● **EXERCISE PROMPT**: Below are the records; collect from them each line containing the string "JSON".

Saved data entries:

***

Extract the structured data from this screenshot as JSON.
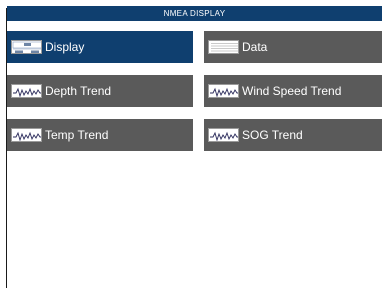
{
  "title": "NMEA DISPLAY",
  "menu": [
    {
      "label": "Display",
      "icon": "display-panel-icon",
      "selected": true
    },
    {
      "label": "Data",
      "icon": "data-table-icon",
      "selected": false
    },
    {
      "label": "Depth Trend",
      "icon": "trend-graph-icon",
      "selected": false
    },
    {
      "label": "Wind Speed Trend",
      "icon": "trend-graph-icon",
      "selected": false
    },
    {
      "label": "Temp Trend",
      "icon": "trend-graph-icon",
      "selected": false
    },
    {
      "label": "SOG Trend",
      "icon": "trend-graph-icon",
      "selected": false
    }
  ],
  "colors": {
    "title_bg": "#0f3f6f",
    "selected_bg": "#0f3f6f",
    "button_bg": "#5a5a5a",
    "text": "#ffffff"
  }
}
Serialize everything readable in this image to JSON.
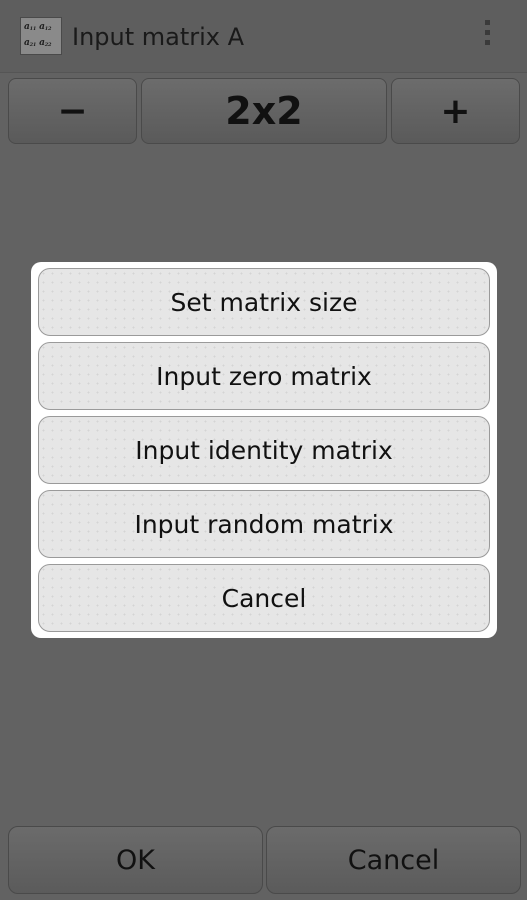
{
  "actionbar": {
    "title": "Input matrix A",
    "icon": "matrix-icon",
    "overflow_icon": "overflow-menu-icon"
  },
  "size_controls": {
    "decrement_label": "−",
    "size_value": "2x2",
    "increment_label": "+"
  },
  "dialog": {
    "items": [
      {
        "label": "Set matrix size"
      },
      {
        "label": "Input zero matrix"
      },
      {
        "label": "Input identity matrix"
      },
      {
        "label": "Input random matrix"
      },
      {
        "label": "Cancel"
      }
    ]
  },
  "footer": {
    "ok_label": "OK",
    "cancel_label": "Cancel"
  },
  "colors": {
    "dim_background": "#626262",
    "dialog_background": "#ffffff",
    "dialog_button": "#e6e6e6"
  }
}
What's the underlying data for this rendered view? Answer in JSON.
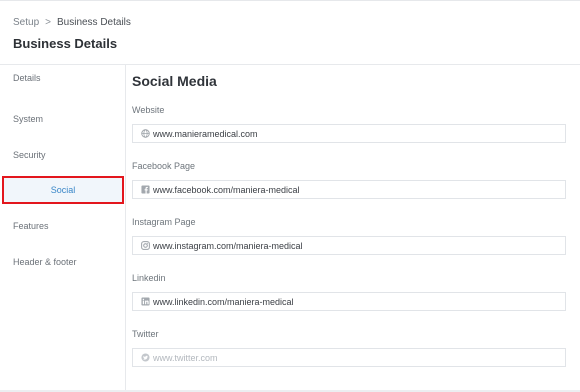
{
  "breadcrumb": {
    "root": "Setup",
    "separator": ">",
    "current": "Business Details"
  },
  "page": {
    "title": "Business Details"
  },
  "sidebar": {
    "items": [
      {
        "label": "Details",
        "active": false
      },
      {
        "label": "System",
        "active": false
      },
      {
        "label": "Security",
        "active": false
      },
      {
        "label": "Social",
        "active": true
      },
      {
        "label": "Features",
        "active": false
      },
      {
        "label": "Header & footer",
        "active": false
      }
    ]
  },
  "content": {
    "section_title": "Social Media",
    "fields": [
      {
        "label": "Website",
        "value": "www.manieramedical.com",
        "placeholder": "",
        "icon": "globe-icon"
      },
      {
        "label": "Facebook Page",
        "value": "www.facebook.com/maniera-medical",
        "placeholder": "",
        "icon": "facebook-icon"
      },
      {
        "label": "Instagram Page",
        "value": "www.instagram.com/maniera-medical",
        "placeholder": "",
        "icon": "instagram-icon"
      },
      {
        "label": "Linkedin",
        "value": "www.linkedin.com/maniera-medical",
        "placeholder": "",
        "icon": "linkedin-icon"
      },
      {
        "label": "Twitter",
        "value": "",
        "placeholder": "www.twitter.com",
        "icon": "twitter-icon"
      }
    ]
  },
  "colors": {
    "active_text": "#3a87c8",
    "active_bg": "#f1f6fb",
    "highlight_border": "#e3161d"
  }
}
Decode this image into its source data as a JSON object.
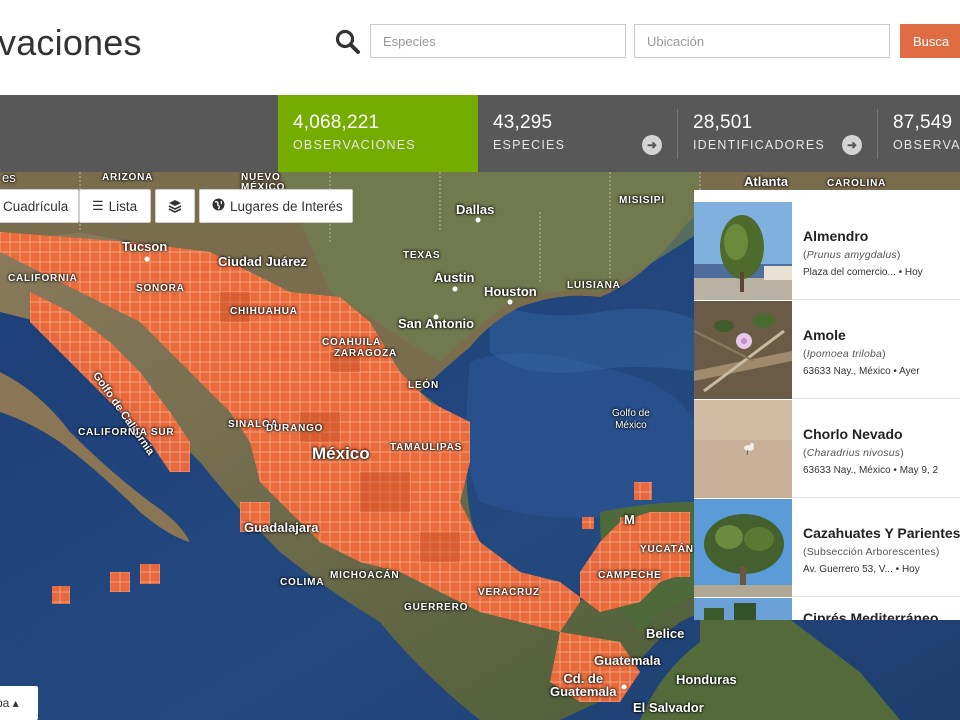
{
  "header": {
    "title": "vaciones",
    "search": {
      "species_placeholder": "Especies",
      "location_placeholder": "Ubicación",
      "button_label": "Busca"
    }
  },
  "stats": [
    {
      "number": "4,068,221",
      "label": "OBSERVACIONES",
      "active": true
    },
    {
      "number": "43,295",
      "label": "ESPECIES"
    },
    {
      "number": "28,501",
      "label": "IDENTIFICADORES"
    },
    {
      "number": "87,549",
      "label": "OBSERVAI"
    }
  ],
  "map": {
    "toolbar": {
      "grid_label": "Cuadrícula",
      "list_label": "Lista",
      "places_label": "Lugares de Interés"
    },
    "map_type_label": "pa ▴",
    "labels": {
      "arizona": "ARIZONA",
      "nuevo": "NUEVO",
      "mexico_state": "MÉXICO",
      "dallas": "Dallas",
      "misisipi": "MISISIPI",
      "atlanta": "Atlanta",
      "carolina": "CAROLINA",
      "tucson": "Tucson",
      "juarez": "Ciudad Juárez",
      "texas": "TEXAS",
      "austin": "Austin",
      "houston": "Houston",
      "luisiana": "LUISIANA",
      "san_antonio": "San Antonio",
      "sonora": "SONORA",
      "chihuahua": "CHIHUAHUA",
      "coahuila": "COAHUILA",
      "zaragoza": "ZARAGOZA",
      "golfo_california": "Golfo de California",
      "leon": "LEÓN",
      "golfo_mexico": "Golfo de\nMéxico",
      "baja_sur": "CALIFORNIA SUR",
      "sinaloa": "SINALOA",
      "durango": "DURANGO",
      "tamaulipas": "TAMAULIPAS",
      "mexico": "México",
      "guadalajara": "Guadalajara",
      "colima": "COLIMA",
      "michoacan": "MICHOACÁN",
      "guerrero": "GUERRERO",
      "veracruz": "VERACRUZ",
      "campeche": "CAMPECHE",
      "yucatan": "YUCATÁN",
      "belice": "Belice",
      "guatemala": "Guatemala",
      "honduras": "Honduras",
      "ciudad_guatemala": "Cd. de\nGuatemala",
      "el_salvador": "El Salvador",
      "es": "es",
      "baja": "CALIFORNIA",
      "m_label": "M"
    }
  },
  "observations": [
    {
      "common": "Almendro",
      "scientific": "Prunus amygdalus",
      "sci_italic": true,
      "place": "Plaza del comercio...",
      "date": "Hoy"
    },
    {
      "common": "Amole",
      "scientific": "Ipomoea triloba",
      "sci_italic": true,
      "place": "63633 Nay., México",
      "date": "Ayer"
    },
    {
      "common": "Chorlo Nevado",
      "scientific": "Charadrius nivosus",
      "sci_italic": true,
      "place": "63633 Nay., México",
      "date": "May 9, 2"
    },
    {
      "common": "Cazahuates Y Parientes",
      "scientific": "Subsección Arborescentes",
      "sci_italic": false,
      "place": "Av. Guerrero 53, V...",
      "date": "Hoy"
    },
    {
      "common": "Ciprés Mediterráneo",
      "scientific": "",
      "sci_italic": false,
      "place": "",
      "date": ""
    }
  ],
  "colors": {
    "accent_green": "#74ac00",
    "stats_bar": "#585858",
    "search_button": "#e06c43",
    "grid_orange": "#f26b3a"
  }
}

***

● **SOLUTION**:
Extract the structured data from this screenshot as JSON.
Serialize everything readable in this image to JSON.
What's the underlying data for this rendered view? Answer in JSON.
Decode this image into its source data as a JSON object.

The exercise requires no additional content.